- Prepare your own proposal that includes all penalty abatements and other forms of relief; the revenue officer may approach with their own offer, and you should be ready to counter it or set your own terms in as clear and well-documented of a way as possible
- BE ON TIME, and have all requested documentation ready
- Prepare to be patient but firm in your position and sticking up for your own rights; the officer’s priority is getting as much money as fast as possible, so be ready to set your own tempo and stick to your guns with your own offer
- Remember that negotiation is still the name of the game, so after all proposals are heard, be prepared to compromise with the optimal solution that they will agree to
- Always attempt to work with, not against, the officer, especially when trying to release or avoid things like levies and liens
- Know that you can sometimes appeal decisions as a last resort, but the IRS wants the revenue officer to handle as much of the negotiation and decision work as possible, so you may still have to deal with them even after going over their heads
- Generally, approach with the mindset of working towards a common goal of getting your tax debt resolved as quickly and efficiently as possible, albeit without giving in and paying more than you owe or that you realistically would need to pay

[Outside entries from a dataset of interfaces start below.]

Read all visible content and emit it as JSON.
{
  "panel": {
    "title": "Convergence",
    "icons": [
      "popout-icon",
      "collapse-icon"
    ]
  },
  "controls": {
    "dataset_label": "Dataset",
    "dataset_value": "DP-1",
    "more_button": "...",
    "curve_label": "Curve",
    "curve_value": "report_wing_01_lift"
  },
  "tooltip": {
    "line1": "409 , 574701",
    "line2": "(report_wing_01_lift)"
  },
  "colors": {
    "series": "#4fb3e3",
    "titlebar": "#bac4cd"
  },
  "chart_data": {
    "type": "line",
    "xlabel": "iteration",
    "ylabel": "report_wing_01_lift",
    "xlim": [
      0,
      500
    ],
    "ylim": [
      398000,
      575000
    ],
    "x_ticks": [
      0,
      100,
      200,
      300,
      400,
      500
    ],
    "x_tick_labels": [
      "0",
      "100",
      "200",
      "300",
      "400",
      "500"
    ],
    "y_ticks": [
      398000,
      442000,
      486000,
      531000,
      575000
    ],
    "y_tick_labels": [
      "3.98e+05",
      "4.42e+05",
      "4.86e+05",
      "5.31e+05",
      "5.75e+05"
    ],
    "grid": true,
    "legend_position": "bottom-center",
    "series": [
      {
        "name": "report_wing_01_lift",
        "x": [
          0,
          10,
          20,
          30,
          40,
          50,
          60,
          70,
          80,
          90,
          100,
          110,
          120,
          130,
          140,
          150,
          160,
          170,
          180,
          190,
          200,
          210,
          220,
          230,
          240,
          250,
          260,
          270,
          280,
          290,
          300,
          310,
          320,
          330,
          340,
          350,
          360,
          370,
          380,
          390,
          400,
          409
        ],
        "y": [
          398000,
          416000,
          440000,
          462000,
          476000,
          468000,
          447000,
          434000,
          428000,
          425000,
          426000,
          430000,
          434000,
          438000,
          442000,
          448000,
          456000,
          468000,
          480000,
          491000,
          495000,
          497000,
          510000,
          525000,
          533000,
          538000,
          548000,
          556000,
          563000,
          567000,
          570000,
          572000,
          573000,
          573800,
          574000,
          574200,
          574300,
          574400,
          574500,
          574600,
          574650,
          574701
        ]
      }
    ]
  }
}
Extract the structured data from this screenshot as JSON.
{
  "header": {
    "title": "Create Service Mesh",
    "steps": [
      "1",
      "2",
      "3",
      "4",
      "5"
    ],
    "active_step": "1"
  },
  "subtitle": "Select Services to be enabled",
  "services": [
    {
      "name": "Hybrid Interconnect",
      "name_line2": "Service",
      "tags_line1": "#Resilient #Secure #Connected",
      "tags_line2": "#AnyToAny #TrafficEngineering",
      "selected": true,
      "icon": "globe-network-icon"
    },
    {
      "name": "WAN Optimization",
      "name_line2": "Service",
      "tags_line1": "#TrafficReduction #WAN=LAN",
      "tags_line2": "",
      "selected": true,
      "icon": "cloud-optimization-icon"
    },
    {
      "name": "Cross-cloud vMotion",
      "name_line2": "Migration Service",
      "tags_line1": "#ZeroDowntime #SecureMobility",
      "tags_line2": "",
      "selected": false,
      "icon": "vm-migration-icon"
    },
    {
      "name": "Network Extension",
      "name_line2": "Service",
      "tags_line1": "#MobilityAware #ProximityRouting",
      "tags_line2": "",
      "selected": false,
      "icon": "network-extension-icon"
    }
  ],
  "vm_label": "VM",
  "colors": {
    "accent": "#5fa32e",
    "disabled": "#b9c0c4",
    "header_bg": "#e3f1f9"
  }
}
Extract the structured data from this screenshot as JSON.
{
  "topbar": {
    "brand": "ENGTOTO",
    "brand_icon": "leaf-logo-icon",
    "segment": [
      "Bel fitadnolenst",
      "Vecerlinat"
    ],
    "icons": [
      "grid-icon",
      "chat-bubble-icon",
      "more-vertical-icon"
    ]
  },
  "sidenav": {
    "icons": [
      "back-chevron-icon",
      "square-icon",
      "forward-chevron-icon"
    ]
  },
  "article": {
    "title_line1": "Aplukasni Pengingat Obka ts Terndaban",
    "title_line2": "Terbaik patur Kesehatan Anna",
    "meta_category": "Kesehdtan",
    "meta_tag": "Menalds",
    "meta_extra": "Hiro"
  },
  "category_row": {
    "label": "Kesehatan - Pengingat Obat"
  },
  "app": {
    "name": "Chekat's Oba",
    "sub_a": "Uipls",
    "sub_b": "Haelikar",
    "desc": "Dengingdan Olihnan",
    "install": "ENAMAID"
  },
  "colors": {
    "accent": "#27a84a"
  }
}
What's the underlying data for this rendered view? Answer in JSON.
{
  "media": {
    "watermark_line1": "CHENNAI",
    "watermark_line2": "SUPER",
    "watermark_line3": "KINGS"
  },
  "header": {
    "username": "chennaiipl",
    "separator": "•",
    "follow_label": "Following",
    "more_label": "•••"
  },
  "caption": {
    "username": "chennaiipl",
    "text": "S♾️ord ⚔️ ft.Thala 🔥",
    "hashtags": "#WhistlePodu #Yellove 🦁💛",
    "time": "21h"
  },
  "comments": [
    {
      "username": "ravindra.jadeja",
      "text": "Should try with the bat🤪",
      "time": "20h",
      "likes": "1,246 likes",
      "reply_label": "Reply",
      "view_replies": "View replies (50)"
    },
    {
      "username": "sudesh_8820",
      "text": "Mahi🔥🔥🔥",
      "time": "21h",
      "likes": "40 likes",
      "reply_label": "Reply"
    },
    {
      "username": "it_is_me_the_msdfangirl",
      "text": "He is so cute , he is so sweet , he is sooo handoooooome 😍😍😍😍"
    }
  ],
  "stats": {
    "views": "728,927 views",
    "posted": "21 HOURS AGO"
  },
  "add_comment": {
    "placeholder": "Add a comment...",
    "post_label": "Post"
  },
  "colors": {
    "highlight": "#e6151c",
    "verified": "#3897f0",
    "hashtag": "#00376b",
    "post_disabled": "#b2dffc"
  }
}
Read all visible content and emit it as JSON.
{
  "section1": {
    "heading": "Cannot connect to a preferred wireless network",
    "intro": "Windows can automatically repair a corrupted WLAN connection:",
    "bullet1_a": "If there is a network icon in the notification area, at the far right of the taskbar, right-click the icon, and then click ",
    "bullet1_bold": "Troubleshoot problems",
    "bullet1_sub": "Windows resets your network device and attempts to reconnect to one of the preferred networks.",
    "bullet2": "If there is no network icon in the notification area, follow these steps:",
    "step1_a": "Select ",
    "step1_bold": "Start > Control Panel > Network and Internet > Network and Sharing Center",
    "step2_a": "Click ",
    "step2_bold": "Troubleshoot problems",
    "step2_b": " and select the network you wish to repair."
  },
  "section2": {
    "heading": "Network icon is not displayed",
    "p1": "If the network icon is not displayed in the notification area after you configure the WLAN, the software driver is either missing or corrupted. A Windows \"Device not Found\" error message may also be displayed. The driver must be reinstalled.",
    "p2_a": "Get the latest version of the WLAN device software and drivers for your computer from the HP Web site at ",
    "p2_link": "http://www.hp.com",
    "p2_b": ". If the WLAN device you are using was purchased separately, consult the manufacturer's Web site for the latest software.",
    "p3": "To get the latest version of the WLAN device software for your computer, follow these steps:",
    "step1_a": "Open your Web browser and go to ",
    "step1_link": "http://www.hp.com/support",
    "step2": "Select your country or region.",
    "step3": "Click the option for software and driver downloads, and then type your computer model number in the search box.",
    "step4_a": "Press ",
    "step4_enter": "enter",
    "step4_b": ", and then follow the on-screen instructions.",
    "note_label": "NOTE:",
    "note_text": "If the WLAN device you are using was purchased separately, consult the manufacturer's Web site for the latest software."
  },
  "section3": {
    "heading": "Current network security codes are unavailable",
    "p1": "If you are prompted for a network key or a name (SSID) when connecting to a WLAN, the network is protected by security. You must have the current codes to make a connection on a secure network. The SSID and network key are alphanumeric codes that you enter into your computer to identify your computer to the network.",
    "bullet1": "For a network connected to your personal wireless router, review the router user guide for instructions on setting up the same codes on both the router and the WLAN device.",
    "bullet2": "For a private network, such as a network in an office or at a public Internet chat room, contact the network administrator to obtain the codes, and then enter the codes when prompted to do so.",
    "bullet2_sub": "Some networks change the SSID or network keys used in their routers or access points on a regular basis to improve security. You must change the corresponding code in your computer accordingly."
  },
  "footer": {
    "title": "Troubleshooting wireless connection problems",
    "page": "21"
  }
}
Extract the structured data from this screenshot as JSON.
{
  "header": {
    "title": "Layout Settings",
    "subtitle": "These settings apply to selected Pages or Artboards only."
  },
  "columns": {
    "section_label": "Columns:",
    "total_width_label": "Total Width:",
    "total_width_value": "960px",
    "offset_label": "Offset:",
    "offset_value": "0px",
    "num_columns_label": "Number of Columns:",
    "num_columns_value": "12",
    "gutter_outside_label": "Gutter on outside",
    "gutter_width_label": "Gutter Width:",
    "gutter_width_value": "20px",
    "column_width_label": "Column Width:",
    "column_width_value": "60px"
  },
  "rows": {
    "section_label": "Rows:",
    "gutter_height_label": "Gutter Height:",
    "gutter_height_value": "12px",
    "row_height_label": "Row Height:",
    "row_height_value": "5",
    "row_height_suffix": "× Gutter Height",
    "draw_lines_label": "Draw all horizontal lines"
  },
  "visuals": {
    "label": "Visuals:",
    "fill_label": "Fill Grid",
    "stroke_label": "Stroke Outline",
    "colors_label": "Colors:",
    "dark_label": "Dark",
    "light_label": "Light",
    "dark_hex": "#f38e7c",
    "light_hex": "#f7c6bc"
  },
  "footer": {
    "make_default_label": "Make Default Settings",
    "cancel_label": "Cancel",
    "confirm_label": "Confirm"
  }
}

Get Help From Tax Professionals Who Know How to Deal With Revenue Officers
When it comes to reaching the best outcome for your financial future, you may need to handle IRS tax revenue officers with equal amounts of honey and vinegar. Be courteous, but don’t give into something that squeezes you beyond your realistic financial means.
While dealing with IRS officers, you want someone at your side who can help you make the most convincing proposal possible and who can help you avoid as many penalties as possible. Instant Tax Solutions has over a decade of experience assisting filers who are in collections by working to satisfy their revenue officer’s expectations while ultimately fighting for the best deal for them.
We can help you prepare for your visit or negotiations with IRS personnel. From reviewing your accounts to weighing your options to assembling all the documentation needed to justify your requests, we are ready to work hard and fight on your behalf.
Find out why so many of our clients have walked away satisfied when you call (888) 886-5526 or contact us online to schedule a free case and accounts review.